• EXERCISE INPUTS:
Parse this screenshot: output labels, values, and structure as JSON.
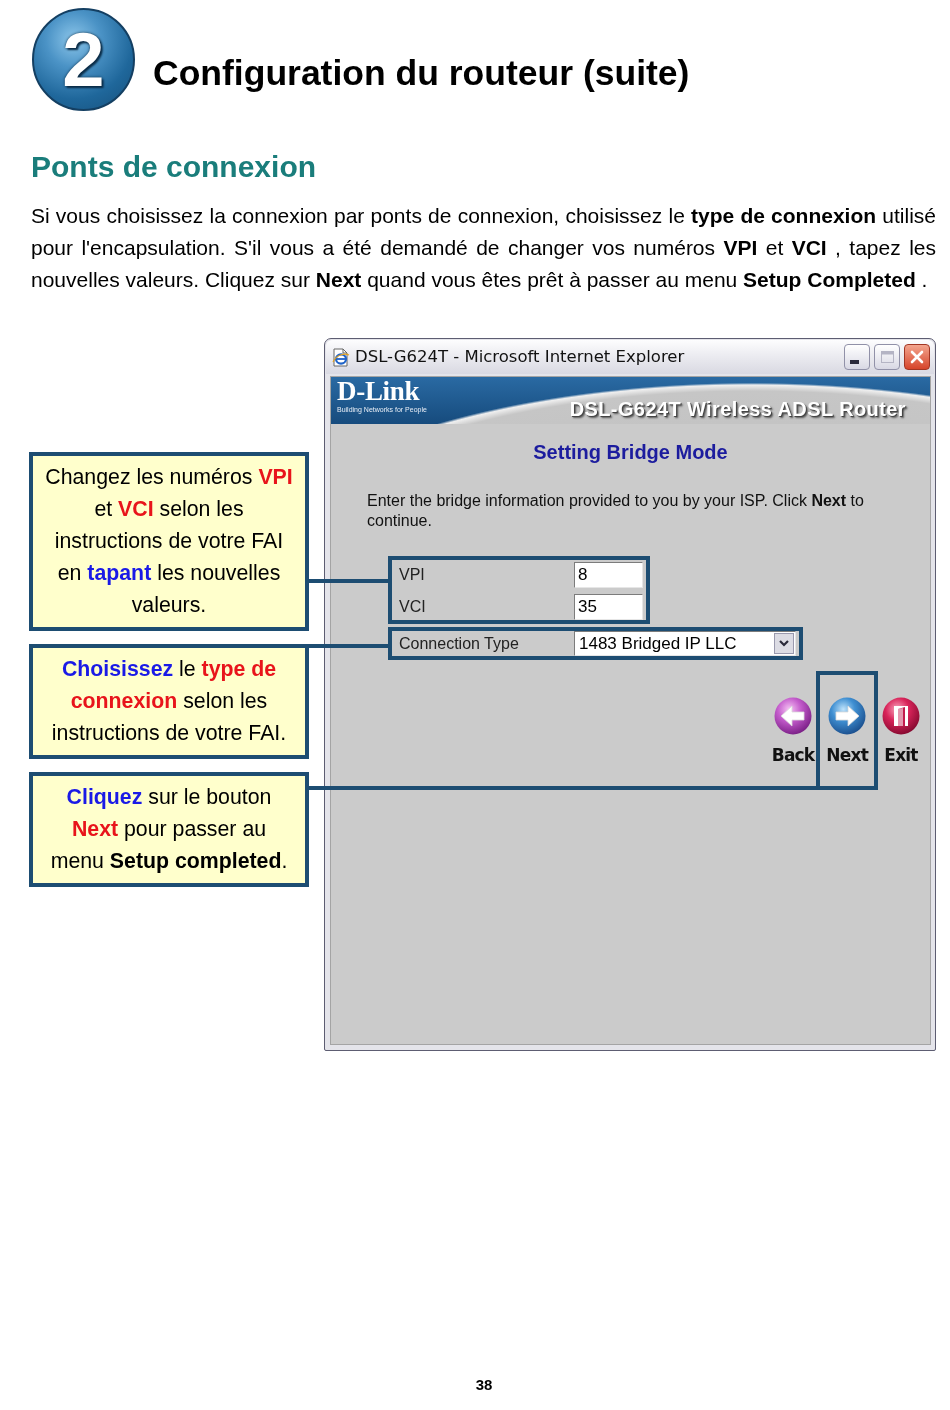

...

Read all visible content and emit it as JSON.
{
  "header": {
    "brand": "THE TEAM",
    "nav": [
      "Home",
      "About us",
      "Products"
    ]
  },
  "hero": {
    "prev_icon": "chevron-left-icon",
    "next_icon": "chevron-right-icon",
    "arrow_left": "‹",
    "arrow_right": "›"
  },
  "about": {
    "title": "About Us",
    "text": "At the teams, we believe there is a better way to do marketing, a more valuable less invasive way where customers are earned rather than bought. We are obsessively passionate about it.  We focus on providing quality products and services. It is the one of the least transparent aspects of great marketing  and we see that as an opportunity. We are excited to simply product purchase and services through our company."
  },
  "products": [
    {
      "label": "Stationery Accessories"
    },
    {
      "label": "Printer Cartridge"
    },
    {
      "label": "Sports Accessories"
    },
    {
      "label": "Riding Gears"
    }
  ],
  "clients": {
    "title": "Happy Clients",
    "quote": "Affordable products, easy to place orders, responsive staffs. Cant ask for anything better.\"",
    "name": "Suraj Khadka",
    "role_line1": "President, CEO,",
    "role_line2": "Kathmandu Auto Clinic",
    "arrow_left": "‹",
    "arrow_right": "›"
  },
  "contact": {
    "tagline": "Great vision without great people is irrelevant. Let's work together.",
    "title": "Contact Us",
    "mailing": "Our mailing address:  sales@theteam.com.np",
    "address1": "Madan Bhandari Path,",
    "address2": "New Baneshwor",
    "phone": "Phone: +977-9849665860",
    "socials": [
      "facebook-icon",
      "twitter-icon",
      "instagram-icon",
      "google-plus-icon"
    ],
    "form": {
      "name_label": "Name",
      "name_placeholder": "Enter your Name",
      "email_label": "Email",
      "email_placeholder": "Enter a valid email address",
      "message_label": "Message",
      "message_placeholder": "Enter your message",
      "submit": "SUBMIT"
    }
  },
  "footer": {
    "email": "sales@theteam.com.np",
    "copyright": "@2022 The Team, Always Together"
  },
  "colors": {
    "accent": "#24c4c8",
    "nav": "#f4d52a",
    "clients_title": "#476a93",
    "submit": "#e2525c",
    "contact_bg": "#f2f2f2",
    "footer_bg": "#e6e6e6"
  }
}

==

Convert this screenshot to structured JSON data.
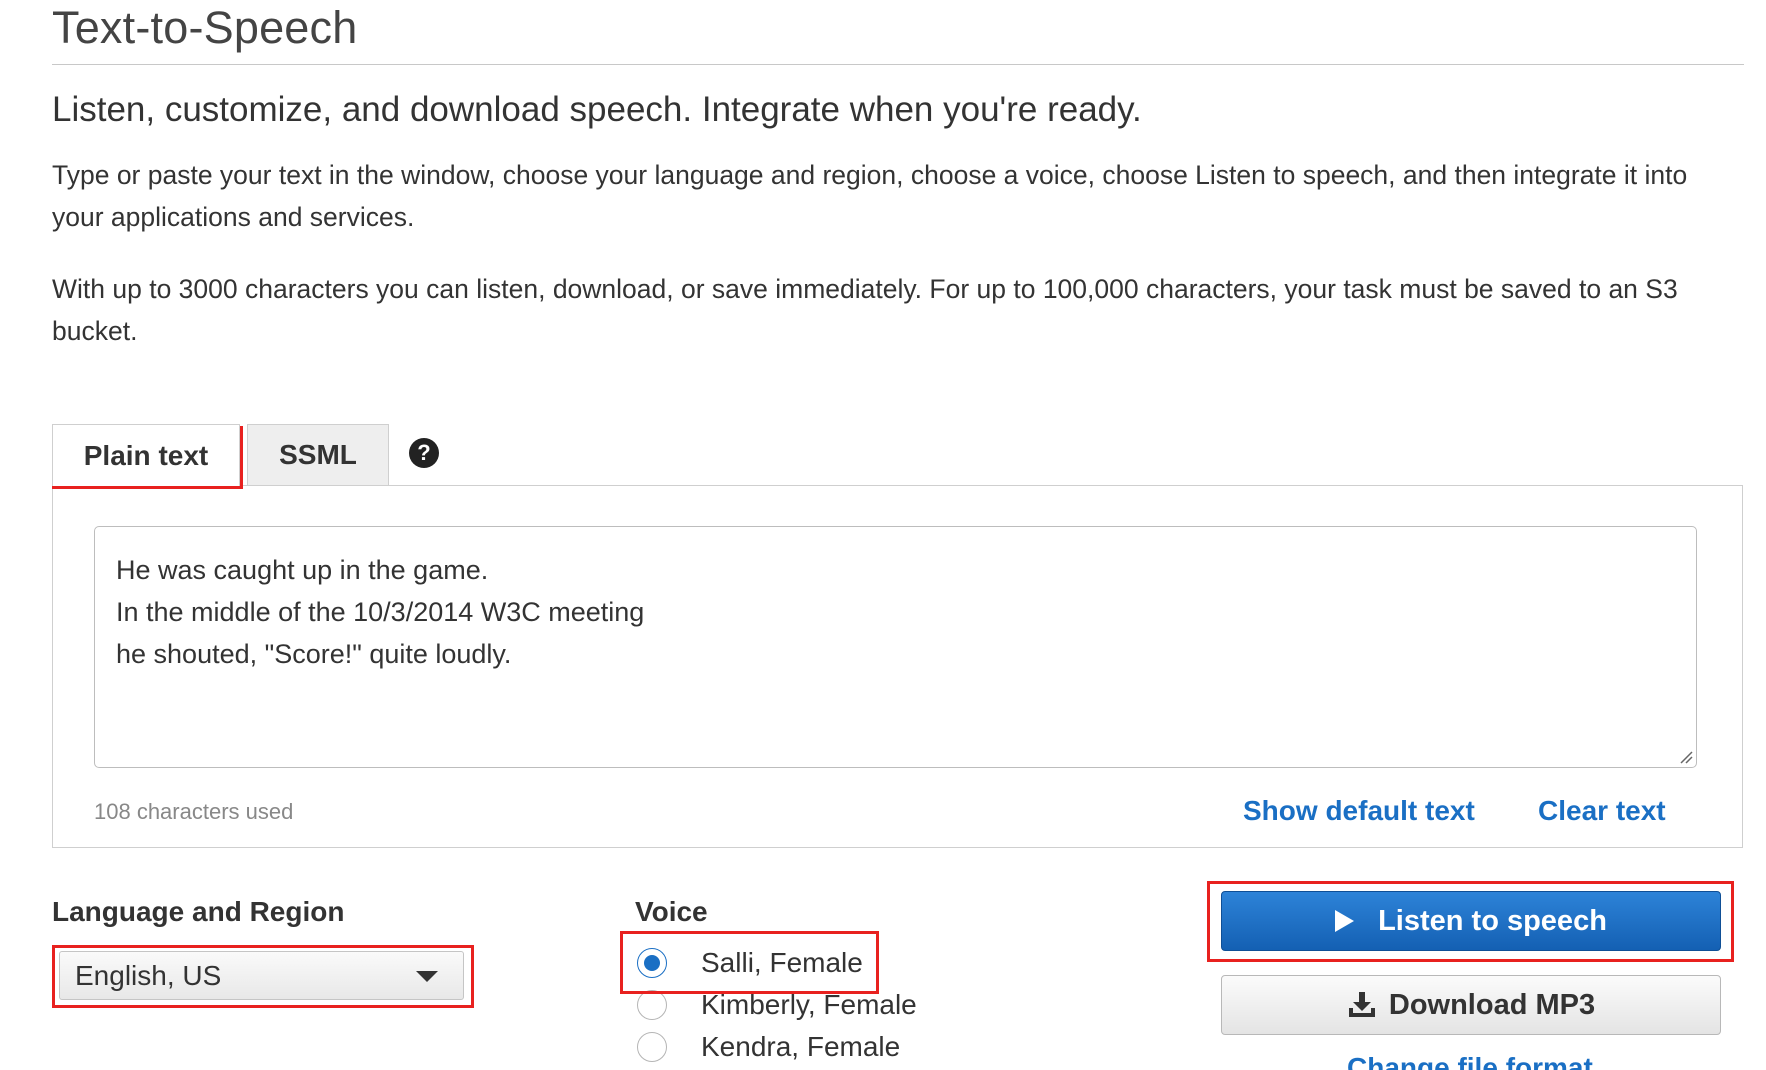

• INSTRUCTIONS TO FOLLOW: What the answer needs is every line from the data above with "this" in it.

• ANSWER SPACE:
Parse this screenshot: output labels, values, and structure as JSON.
Convert this screenshot to structured JSON data.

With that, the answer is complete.